▶ _WORK TO BE COMPLETED_: Whatever pictures appear, omit them, and repeat the data below exactly.

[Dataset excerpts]

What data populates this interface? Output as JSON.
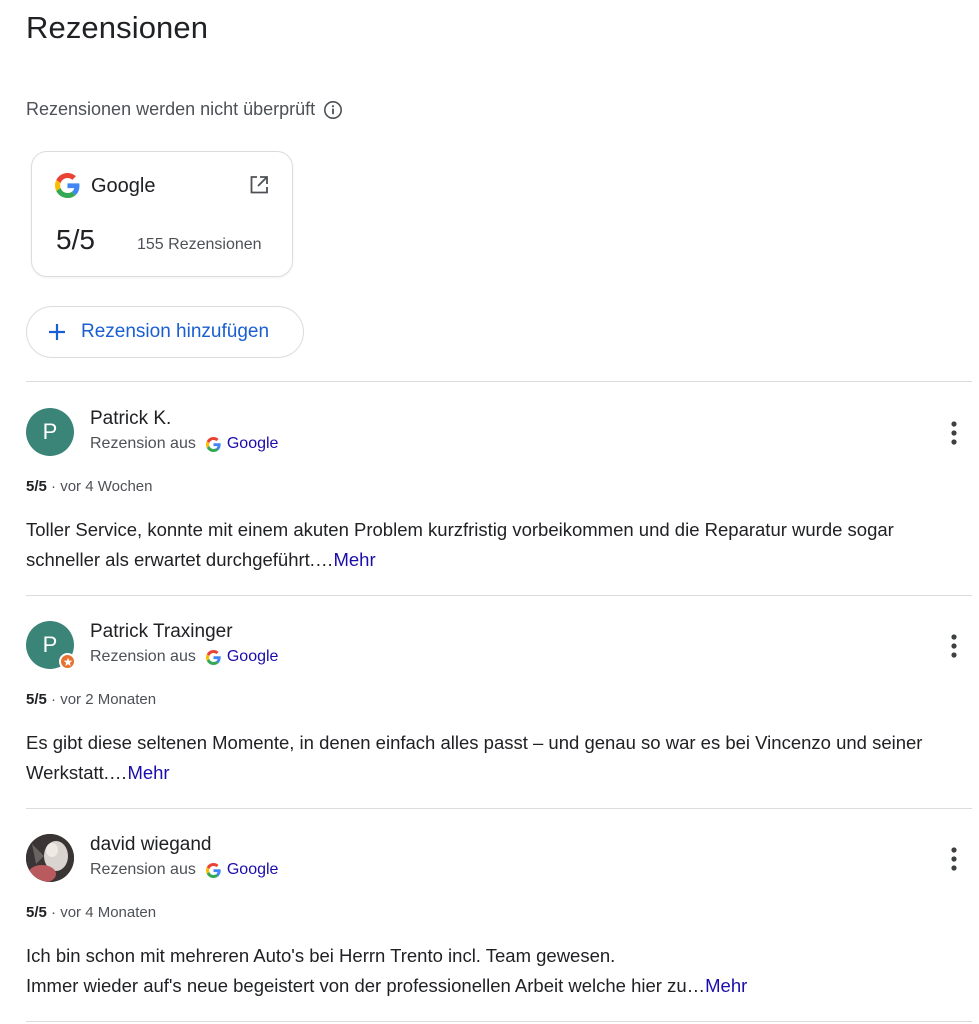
{
  "title": "Rezensionen",
  "notice": "Rezensionen werden nicht überprüft",
  "source_card": {
    "name": "Google",
    "rating": "5/5",
    "count": "155 Rezensionen"
  },
  "add_review_label": "Rezension hinzufügen",
  "reviews": [
    {
      "initial": "P",
      "name": "Patrick K.",
      "source_prefix": "Rezension aus",
      "source_name": "Google",
      "score": "5/5",
      "separator": " · ",
      "time": "vor 4 Wochen",
      "text": "Toller Service, konnte mit einem akuten Problem kurzfristig vorbeikommen und die Reparatur wurde sogar schneller als erwartet durchgeführt.…",
      "more": "Mehr"
    },
    {
      "initial": "P",
      "name": "Patrick Traxinger",
      "source_prefix": "Rezension aus",
      "source_name": "Google",
      "score": "5/5",
      "separator": " · ",
      "time": "vor 2 Monaten",
      "text": "Es gibt diese seltenen Momente, in denen einfach alles passt – und genau so war es bei Vincenzo und seiner Werkstatt.…",
      "more": "Mehr"
    },
    {
      "initial": "",
      "name": "david wiegand",
      "source_prefix": "Rezension aus",
      "source_name": "Google",
      "score": "5/5",
      "separator": " · ",
      "time": "vor 4 Monaten",
      "text": "Ich bin schon mit mehreren Auto's bei Herrn Trento incl. Team gewesen.\nImmer wieder auf's neue begeistert von der professionellen Arbeit welche hier zu…",
      "more": "Mehr"
    }
  ],
  "colors": {
    "accent": "#1a5fd1",
    "link": "#1a0dab",
    "avatar": "#3b8478",
    "local_guide_badge": "#e8712f"
  }
}
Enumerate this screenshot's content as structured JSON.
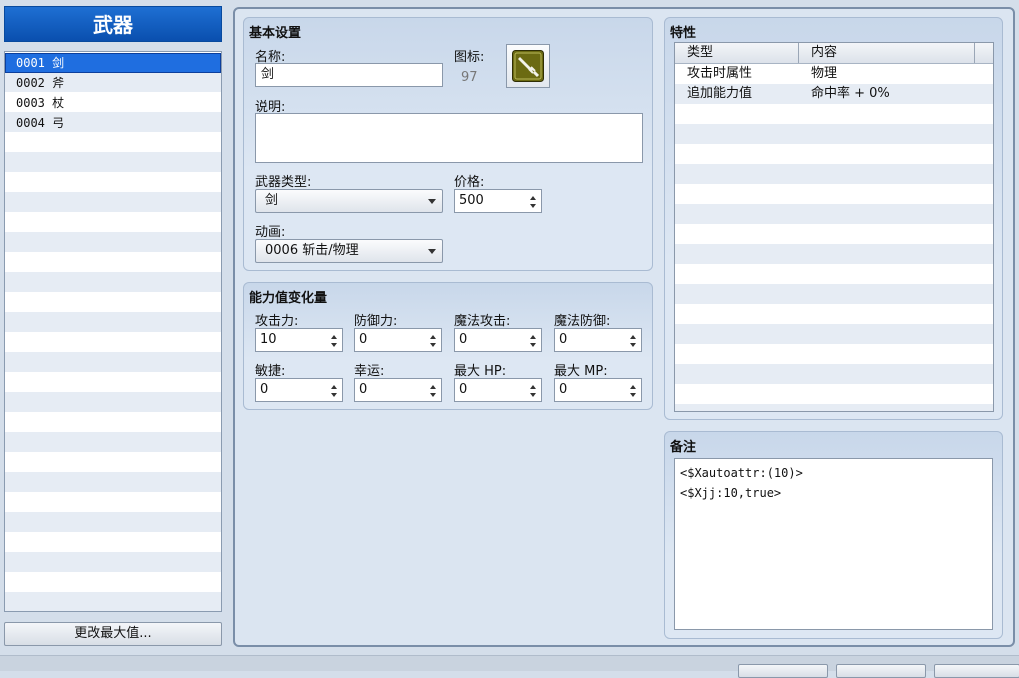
{
  "list": {
    "title": "武器",
    "items": [
      {
        "label": "0001 剑"
      },
      {
        "label": "0002 斧"
      },
      {
        "label": "0003 杖"
      },
      {
        "label": "0004 弓"
      }
    ],
    "max_button": "更改最大值..."
  },
  "basic": {
    "title": "基本设置",
    "name_label": "名称:",
    "name_value": "剑",
    "icon_label": "图标:",
    "icon_index": "97",
    "icon_name": "sword-icon",
    "desc_label": "说明:",
    "desc_value": "",
    "type_label": "武器类型:",
    "type_value": "剑",
    "price_label": "价格:",
    "price_value": "500",
    "anim_label": "动画:",
    "anim_value": "0006 斩击/物理"
  },
  "params": {
    "title": "能力值变化量",
    "fields": [
      {
        "label": "攻击力:",
        "value": "10"
      },
      {
        "label": "防御力:",
        "value": "0"
      },
      {
        "label": "魔法攻击:",
        "value": "0"
      },
      {
        "label": "魔法防御:",
        "value": "0"
      },
      {
        "label": "敏捷:",
        "value": "0"
      },
      {
        "label": "幸运:",
        "value": "0"
      },
      {
        "label": "最大 HP:",
        "value": "0"
      },
      {
        "label": "最大 MP:",
        "value": "0"
      }
    ]
  },
  "traits": {
    "title": "特性",
    "col_type": "类型",
    "col_content": "内容",
    "rows": [
      {
        "type": "攻击时属性",
        "content": "物理"
      },
      {
        "type": "追加能力值",
        "content": "命中率 + 0%"
      }
    ]
  },
  "note": {
    "title": "备注",
    "text": "<$Xautoattr:(10)>\n<$Xjj:10,true>"
  },
  "colors": {
    "header_blue": "#0a4fae",
    "selection_blue": "#1f6ee0",
    "icon_bg": "#6b6a12"
  }
}
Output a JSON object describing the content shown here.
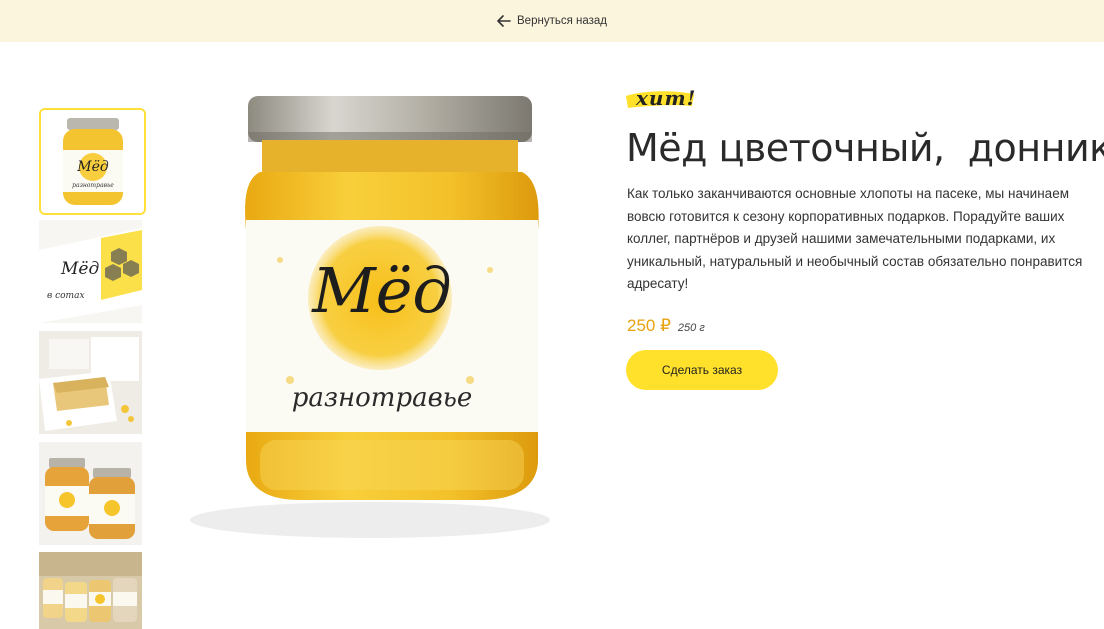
{
  "header": {
    "back_label": "Вернуться назад",
    "back_icon": "arrow-left-icon",
    "background": "#fbf5dd"
  },
  "gallery": {
    "thumbnails": [
      {
        "name": "thumb-jar-front",
        "active": true
      },
      {
        "name": "thumb-honeycomb-box",
        "active": false
      },
      {
        "name": "thumb-gift-box",
        "active": false
      },
      {
        "name": "thumb-two-jars",
        "active": false
      },
      {
        "name": "thumb-jar-collection",
        "active": false
      }
    ],
    "active_border_color": "#ffe03a"
  },
  "product": {
    "badge": "хит!",
    "title": "Мёд цветочный,  донник",
    "description": "Как только заканчиваются основные хлопоты на пасеке, мы начинаем вовсю готовится к сезону корпоративных подарков. Порадуйте ваших коллег, партнёров и друзей нашими замечательными подарками, их уникальный, натуральный и необычный состав обязательно понравится адресату!",
    "price": "250 ₽",
    "weight": "250 г",
    "order_button": "Сделать заказ",
    "accent_color": "#ffe12b",
    "price_color": "#e8a20c"
  },
  "label_art": {
    "main_word": "Мёд",
    "sub_word": "разнотравье",
    "thumb_word": "в сотах"
  }
}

▶ _YOUR RESPONSE_:
What data populates this interface? Output as JSON.
{
  "title": "Rezensionen",
  "notice": "Rezensionen werden nicht überprüft",
  "source_card": {
    "name": "Google",
    "rating": "5/5",
    "count": "155 Rezensionen"
  },
  "add_review_label": "Rezension hinzufügen",
  "reviews": [
    {
      "initial": "P",
      "name": "Patrick K.",
      "source_prefix": "Rezension aus",
      "source_name": "Google",
      "score": "5/5",
      "separator": " · ",
      "time": "vor 4 Wochen",
      "text": "Toller Service, konnte mit einem akuten Problem kurzfristig vorbeikommen und die Reparatur wurde sogar schneller als erwartet durchgeführt.…",
      "more": "Mehr"
    },
    {
      "initial": "P",
      "name": "Patrick Traxinger",
      "source_prefix": "Rezension aus",
      "source_name": "Google",
      "score": "5/5",
      "separator": " · ",
      "time": "vor 2 Monaten",
      "text": "Es gibt diese seltenen Momente, in denen einfach alles passt – und genau so war es bei Vincenzo und seiner Werkstatt.…",
      "more": "Mehr"
    },
    {
      "initial": "",
      "name": "david wiegand",
      "source_prefix": "Rezension aus",
      "source_name": "Google",
      "score": "5/5",
      "separator": " · ",
      "time": "vor 4 Monaten",
      "text": "Ich bin schon mit mehreren Auto's bei Herrn Trento incl. Team gewesen.\nImmer wieder auf's neue begeistert von der professionellen Arbeit welche hier zu…",
      "more": "Mehr"
    }
  ],
  "colors": {
    "accent": "#1a5fd1",
    "link": "#1a0dab",
    "avatar": "#3b8478",
    "local_guide_badge": "#e8712f"
  }
}
Enumerate this screenshot's content as structured JSON.
{
  "list": {
    "title": "武器",
    "items": [
      {
        "label": "0001 剑"
      },
      {
        "label": "0002 斧"
      },
      {
        "label": "0003 杖"
      },
      {
        "label": "0004 弓"
      }
    ],
    "max_button": "更改最大值..."
  },
  "basic": {
    "title": "基本设置",
    "name_label": "名称:",
    "name_value": "剑",
    "icon_label": "图标:",
    "icon_index": "97",
    "icon_name": "sword-icon",
    "desc_label": "说明:",
    "desc_value": "",
    "type_label": "武器类型:",
    "type_value": "剑",
    "price_label": "价格:",
    "price_value": "500",
    "anim_label": "动画:",
    "anim_value": "0006 斩击/物理"
  },
  "params": {
    "title": "能力值变化量",
    "fields": [
      {
        "label": "攻击力:",
        "value": "10"
      },
      {
        "label": "防御力:",
        "value": "0"
      },
      {
        "label": "魔法攻击:",
        "value": "0"
      },
      {
        "label": "魔法防御:",
        "value": "0"
      },
      {
        "label": "敏捷:",
        "value": "0"
      },
      {
        "label": "幸运:",
        "value": "0"
      },
      {
        "label": "最大 HP:",
        "value": "0"
      },
      {
        "label": "最大 MP:",
        "value": "0"
      }
    ]
  },
  "traits": {
    "title": "特性",
    "col_type": "类型",
    "col_content": "内容",
    "rows": [
      {
        "type": "攻击时属性",
        "content": "物理"
      },
      {
        "type": "追加能力值",
        "content": "命中率 + 0%"
      }
    ]
  },
  "note": {
    "title": "备注",
    "text": "<$Xautoattr:(10)>\n<$Xjj:10,true>"
  },
  "colors": {
    "header_blue": "#0a4fae",
    "selection_blue": "#1f6ee0",
    "icon_bg": "#6b6a12"
  }
}
Output a JSON object describing the content shown here.
{
  "header": {
    "back_label": "Вернуться назад",
    "back_icon": "arrow-left-icon",
    "background": "#fbf5dd"
  },
  "gallery": {
    "thumbnails": [
      {
        "name": "thumb-jar-front",
        "active": true
      },
      {
        "name": "thumb-honeycomb-box",
        "active": false
      },
      {
        "name": "thumb-gift-box",
        "active": false
      },
      {
        "name": "thumb-two-jars",
        "active": false
      },
      {
        "name": "thumb-jar-collection",
        "active": false
      }
    ],
    "active_border_color": "#ffe03a"
  },
  "product": {
    "badge": "хит!",
    "title": "Мёд цветочный,  донник",
    "description": "Как только заканчиваются основные хлопоты на пасеке, мы начинаем вовсю готовится к сезону корпоративных подарков. Порадуйте ваших коллег, партнёров и друзей нашими замечательными подарками, их уникальный, натуральный и необычный состав обязательно понравится адресату!",
    "price": "250 ₽",
    "weight": "250 г",
    "order_button": "Сделать заказ",
    "accent_color": "#ffe12b",
    "price_color": "#e8a20c"
  },
  "label_art": {
    "main_word": "Мёд",
    "sub_word": "разнотравье",
    "thumb_word": "в сотах"
  }
}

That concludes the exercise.